Sedgefield (Estimated Leave vote at the June 2016 referendum: 59.4%)
Con: Dehenna Davison
Lab: Phil Wilson (sitting MP)
LD: Stephen Psallidas
UKIP: John Grant
Green: Melissa Wilson

Lab: 18,275 (47.20%) – Maj: 6,843 (17.67%)
Con: 11,432 (29.53%)
UKIP: 6,426 (16.60%)
LD: 1,370 (3.54%)
Green: 1,213 (3.13%)

Tony Blair used to pile up majorities well into five figures here, yet a collapse in the Labour vote and switching en masse of UKIP supporters to the Tories could make this a very long shot for a Conservative gain. While Labour MP Phil Wilson did vote for the triggering of Article 50, he is one of the few MPs listed on the website of Open Britain, the continuity Remain campaign, as a parliamentary supporter.

Stockton South (Estimated Leave vote at the June 2016 referendum: 57.8%)
Con: James Wharton (sitting MP)
Lab: Paul Williams
LD: Drew Durning
UKIP: David Outterside
Green: Jo Fitzgerald

Con: 24,221 (46.76) – Maj: 5,046 (9.74%)
Lab: 19,175 (37.02%)
UKIP: 5,480 (10.58%)
LD: 1,366 (2.64%)
Green: 952 (1.84%)
IASI: 603 (1.16%)

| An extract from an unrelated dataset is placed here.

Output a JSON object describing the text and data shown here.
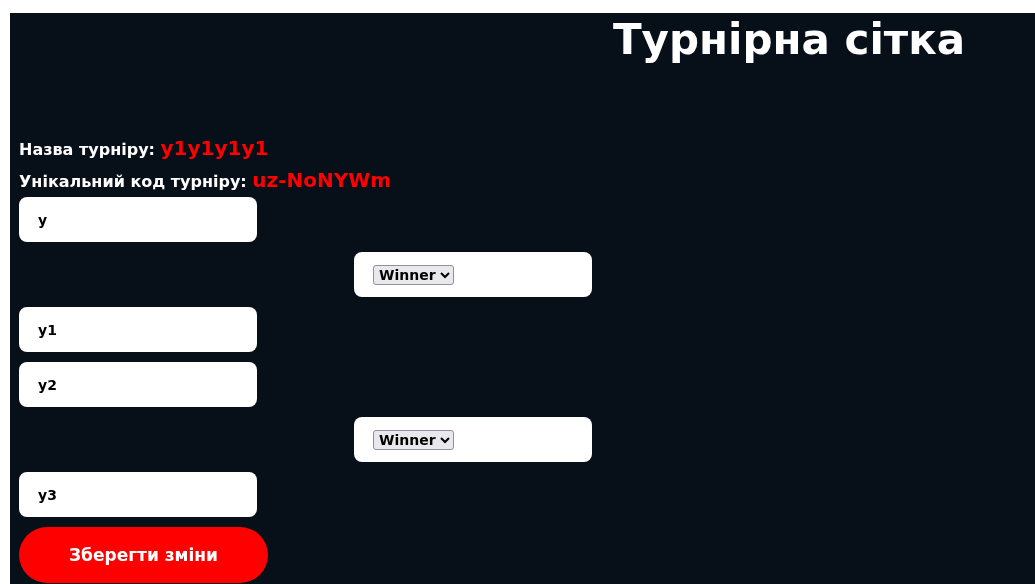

James Wharton snatched this seat from Labour by a whisker in in 2010 and substantially increased his majority in 2015, after which he became a government minister. At the 2016 referendum he was a vocal supporter of the Leave campaign and while on paper his seat is Labour’s top target in the North East, the party’s efforts will probably be more productively used on defensive, rather than aggressive, manoeuvres.

Tynemouth (Estimated Leave vote at the June 2016 referendum: 47.6%)
Con: Nick Varley
Lab: Alan Campbell (sitting MP)
LD: John Appleby
UKIP: Stuart Houghton
Green: Julia Erskine
ND: Anthony The Durham Cobbler

Lab: 25,791 (48.21%) – Maj: 8,240 (15.40%)
Con: 17,551 (32.81%)
UKIP: 6,541 (12.23%)
Green: 2,017 (3.77%)
LD: 1,595 (2.98%)

Tynemouth was a Conservative seat until 1997, yet Alan Campbell has held it for Labour with relatively comfortable majorities ever since. Conservative candidate, Nick Varley, was Head of Ground Campaign for Vote Leave at last year’s referendum, although the constituency did, however, marginally back Remain. It would need a noticeable drop in Labour’s vote, combined with much switching from UKIP to Varley, for it to be a potential Tory gain.

Estimated Leave votes by constituency have been calculated by Chris Hanretty of the University of East Anglia

Photocredit: Ian Britton